How many photographs circulate every day on the Internet? At the office, on holidays, at a restaurant, among friends or on our own, every single day we share photos of our daily lives with our closest friends and family, and our community at large. But how long has this practice been around? Is it the result of our addiction to social networks, or has it always existed?
This is the question raised by the exhibition snap+share: Transmitting Photographs from Mail Art to Social Networks at the Museum of Modern Art in San Francisco (SFMOMA), on view until August 4.
A brainchild of Clément Chéroux, Senior Curator of Photography at the SFMOMA, the exhibition traces the history of the circulation of both amateur and art photography. It highlights a little-known facet of one of the most popular mediums of the twenty-first century.
Photography as self-assertion
As soon as it became reproducible, photography was shared and exchanged: first as a cabinet card, then as a carte de visite, and, shortly thereafter, thanks to the modernization of the postal system in the nineteenth century, as a postcard. A testimony to the present as well as to the passage of time, the photographic image is by nature something to be shared. We feel the urge to revisit our experiences, relive our memories… Long hailed as a reliable record of reality, photography has radically changed our relationship to images: a reflection of the real world, it is above all a snippet of the past to be preserved and circulated. It is a proof of what we’ve done and where we’ve been.

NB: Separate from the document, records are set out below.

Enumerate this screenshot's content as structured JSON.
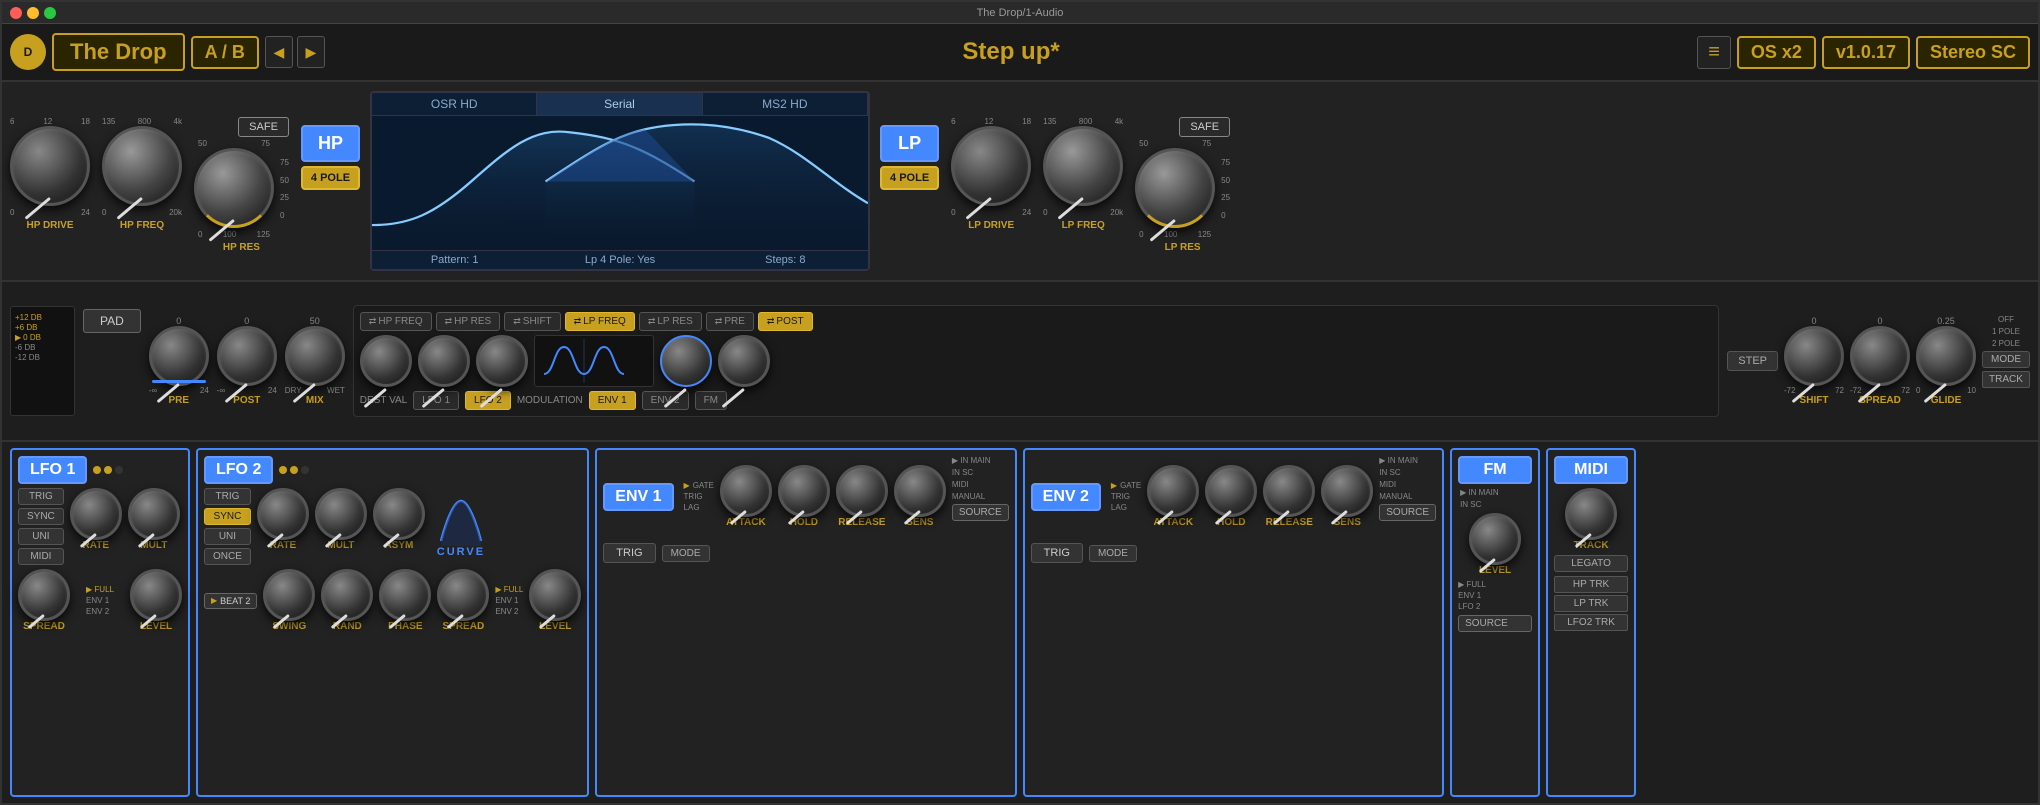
{
  "window": {
    "title": "The Drop/1-Audio"
  },
  "toolbar": {
    "logo": "♫",
    "app_name": "The Drop",
    "ab_label": "A / B",
    "nav_prev": "◀",
    "nav_next": "▶",
    "preset_name": "Step up*",
    "menu_icon": "≡",
    "os_label": "OS x2",
    "version": "v1.0.17",
    "output": "Stereo SC"
  },
  "hp_section": {
    "type_label": "HP",
    "pole_label": "4 POLE",
    "safe_label": "SAFE",
    "drive_label": "HP DRIVE",
    "freq_label": "HP FREQ",
    "res_label": "HP RES",
    "drive_range": [
      "6",
      "12",
      "18",
      "0",
      "24"
    ],
    "freq_range": [
      "135",
      "800",
      "4k",
      "0",
      "20k"
    ],
    "res_range_top": [
      "50",
      "75"
    ],
    "res_range_bottom": [
      "0",
      "100",
      "125"
    ],
    "res_scale": [
      "50",
      "75",
      "100",
      "125"
    ]
  },
  "lp_section": {
    "type_label": "LP",
    "pole_label": "4 POLE",
    "safe_label": "SAFE",
    "drive_label": "LP DRIVE",
    "freq_label": "LP FREQ",
    "res_label": "LP RES",
    "drive_range": [
      "6",
      "12",
      "18",
      "0",
      "24"
    ],
    "freq_range": [
      "135",
      "800",
      "4k",
      "0",
      "20k"
    ],
    "res_range_top": [
      "50",
      "75"
    ],
    "res_range_bottom": [
      "0",
      "100",
      "125"
    ]
  },
  "filter_display": {
    "tabs": [
      "OSR HD",
      "Serial",
      "MS2 HD"
    ],
    "active_tab": "Serial",
    "pattern": "Pattern: 1",
    "lp_4pole": "Lp 4 Pole: Yes",
    "steps": "Steps: 8"
  },
  "pre_post_section": {
    "pre_label": "PRE",
    "post_label": "POST",
    "mix_label": "MIX",
    "pad_label": "PAD",
    "pre_range": [
      "-∞",
      "0",
      "24"
    ],
    "post_range": [
      "-∞",
      "0",
      "24"
    ],
    "mix_range": [
      "DRY",
      "WET"
    ]
  },
  "modulation": {
    "dest_val": "DEST VAL",
    "lfo1_label": "LFO 1",
    "lfo2_label": "LFO 2",
    "modulation_label": "MODULATION",
    "env1_label": "ENV 1",
    "env2_label": "ENV 2",
    "fm_label": "FM",
    "buttons": [
      "HP FREQ",
      "HP RES",
      "SHIFT",
      "LP FREQ",
      "LP RES",
      "PRE",
      "POST"
    ]
  },
  "shift_section": {
    "shift_label": "SHIFT",
    "spread_label": "SPREAD",
    "glide_label": "GLIDE",
    "step_label": "STEP",
    "track_label": "TRACK",
    "mode_label": "MODE",
    "shift_range": [
      "-72",
      "0",
      "72"
    ],
    "spread_range": [
      "-72",
      "0",
      "72"
    ],
    "glide_range": [
      "0",
      "0.25",
      "10"
    ],
    "mode_options": [
      "OFF",
      "1 POLE",
      "2 POLE"
    ]
  },
  "lfo1": {
    "title": "LFO 1",
    "trig_label": "TRIG",
    "sync_label": "SYNC",
    "uni_label": "UNI",
    "midi_label": "MIDI",
    "rate_label": "RATE",
    "mult_label": "MULT",
    "spread_label": "SPREAD",
    "level_label": "LEVEL",
    "level_options": [
      "FULL",
      "ENV 1",
      "ENV 2"
    ]
  },
  "lfo2": {
    "title": "LFO 2",
    "trig_label": "TRIG",
    "sync_label": "SYNC",
    "uni_label": "UNI",
    "once_label": "ONCE",
    "rate_label": "RATE",
    "mult_label": "MULT",
    "swing_label": "SWING",
    "rand_label": "RAND",
    "phase_label": "PHASE",
    "spread_label": "SPREAD",
    "level_label": "LEVEL",
    "asym_label": "ASYM",
    "curve_label": "CURVE",
    "level_options": [
      "FULL",
      "ENV 1",
      "ENV 2"
    ]
  },
  "env1": {
    "title": "ENV 1",
    "trig_label": "TRIG",
    "mode_label": "MODE",
    "attack_label": "ATTACK",
    "hold_label": "HOLD",
    "release_label": "RELEASE",
    "sens_label": "SENS",
    "source_label": "SOURCE",
    "gate_label": "GATE",
    "trig_label2": "TRIG",
    "lag_label": "LAG",
    "source_options": [
      "IN MAIN",
      "IN SC",
      "MIDI",
      "MANUAL"
    ]
  },
  "env2": {
    "title": "ENV 2",
    "trig_label": "TRIG",
    "mode_label": "MODE",
    "attack_label": "ATTACK",
    "hold_label": "HOLD",
    "release_label": "RELEASE",
    "sens_label": "SENS",
    "source_label": "SOURCE",
    "gate_label": "GATE",
    "trig_label2": "TRIG",
    "lag_label": "LAG",
    "source_options": [
      "IN MAIN",
      "IN SC",
      "MIDI",
      "MANUAL"
    ]
  },
  "fm": {
    "title": "FM",
    "level_label": "LEVEL",
    "source_label": "SOURCE",
    "source_options": [
      "FULL",
      "ENV 1",
      "LFO 2"
    ],
    "in_main": "▶ IN MAIN",
    "in_sc": "IN SC"
  },
  "midi": {
    "title": "MIDI",
    "legato_label": "LEGATO",
    "track_label": "TRACK",
    "hp_trk": "HP TRK",
    "lp_trk": "LP TRK",
    "lfo2_trk": "LFO2 TRK"
  },
  "colors": {
    "gold": "#c8a020",
    "blue": "#4488ff",
    "dark_bg": "#1e1e1e",
    "panel_bg": "#222222",
    "text_light": "#cccccc",
    "text_dim": "#888888"
  }
}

The exhibition showcases the amazing collection of Peter J. Cohen who assembled a large number of amateur photos on which people scribbled “me” next to their faces. In the same vein, the exhibition features the Japanese artist On Kawara’s postcards sent daily to his friends, noting the time he got up that day. “By sending cards in the 1970s with the message ‘I got up at 8:15’ or ‘I got up at 8:22,’ the artist asserts, ‘I am here, I exist, I am a real person.’ And that’s essentially what we’re doing today with Snapchat and Instagram,” notes Clément Chéroux. Whatever the period and the method of dissemination, the photographs in the exhibition highlight a self-evident truth: we use photographs to affirm our existence and define our place in the world.
Photography as self-expression

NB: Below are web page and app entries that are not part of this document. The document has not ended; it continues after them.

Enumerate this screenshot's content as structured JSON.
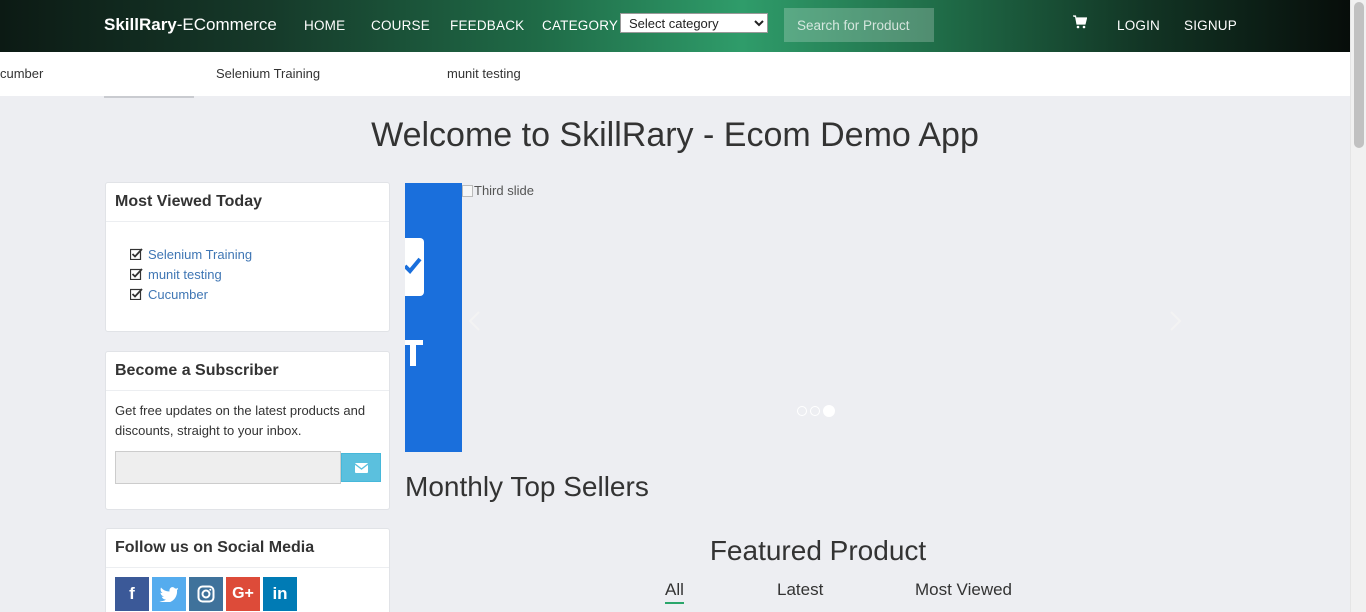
{
  "navbar": {
    "brand_bold": "SkillRary",
    "brand_rest": "-ECommerce",
    "links": [
      "HOME",
      "COURSE",
      "FEEDBACK",
      "CATEGORY"
    ],
    "category_select": "Select category",
    "search_placeholder": "Search for Product",
    "cart_icon": "shopping-cart-icon",
    "login": "LOGIN",
    "signup": "SIGNUP"
  },
  "ticker": {
    "items": [
      "cumber",
      "Selenium Training",
      "munit testing"
    ]
  },
  "page": {
    "title": "Welcome to SkillRary - Ecom Demo App"
  },
  "most_viewed": {
    "heading": "Most Viewed Today",
    "items": [
      "Selenium Training",
      "munit testing",
      "Cucumber"
    ]
  },
  "subscriber": {
    "heading": "Become a Subscriber",
    "text": "Get free updates on the latest products and discounts, straight to your inbox.",
    "button_icon": "envelope-icon"
  },
  "social": {
    "heading": "Follow us on Social Media",
    "icons": [
      "facebook-icon",
      "twitter-icon",
      "instagram-icon",
      "google-plus-icon",
      "linkedin-icon"
    ],
    "colors": [
      "#3b5998",
      "#55acee",
      "#3f729b",
      "#dd4b39",
      "#007bb5"
    ]
  },
  "carousel": {
    "slide_alt": "Third slide",
    "slide_count": 3,
    "active_index": 2
  },
  "sections": {
    "top_sellers": "Monthly Top Sellers",
    "featured": "Featured Product",
    "tabs": [
      "All",
      "Latest",
      "Most Viewed"
    ],
    "active_tab": "All"
  },
  "colors": {
    "accent": "#2aa66b",
    "link": "#3f76b4",
    "info_button": "#5bc0de"
  }
}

While the exhibition reminds us that what we photograph hasn’t changed — as seen, for example, in Corinne Vionnet’s layering of sightseeing snapshots — and that the practice of amateur photography has remained the same, it also highlights the decisive passage from analog to digital photography in the circulation of images.
On June 11, 1997, the software engineer Philippe Kahn sent a color photograph of his newborn daughter Sophie to his friends and family by using his mobile phone, a digital camera, and a laptop connected to the web. This was a historic moment: the snapshot is considered the first image shared via cellular phone with a large network of people (over 2000).
The advent of the Internet marks a before and an after in the way we use and disseminate photographs. Images are no longer printed out; they have been dematerialized. The image isn’t mailed from point A to point B; instead, it is sent instantaneously to multiple recipients located anywhere around the world. The image isn’t accessible to just one person; it is available to any number of people at the same time. But above all, the image is no longer just a testimony or a proof, it is a new language: it has become conversational.
Although the exhibition presents this transformation as an evolution, rather than a revolution, this process has been a source of inspiration and stimulation for artists. One exhibition room is devoted to an installation by Erik Kessel who printed out every single photo uploaded to Flickr over a period of 24 hours. The images pile up to fill nearly all available space. The installation brings home the mass nature of the phenomenon and our insatiable appetite for visual novelty. This is epitomized by the famous Ceiling Cat meme, shared and modified countless times, turned into an Internet icon, and reprised here in the form of a sculpture attached to the ceiling.
Welcome to the era of post-photography!
Erik Kessels, 24HRS in Photos, 2011; courtesy the artist; © Erik Kessels
snap+share : transmitting photographs from mail art to social networks
From March 30 to August 4, 2019
SFMOMA, 151 3rd St, San Francisco, CA 94103, USA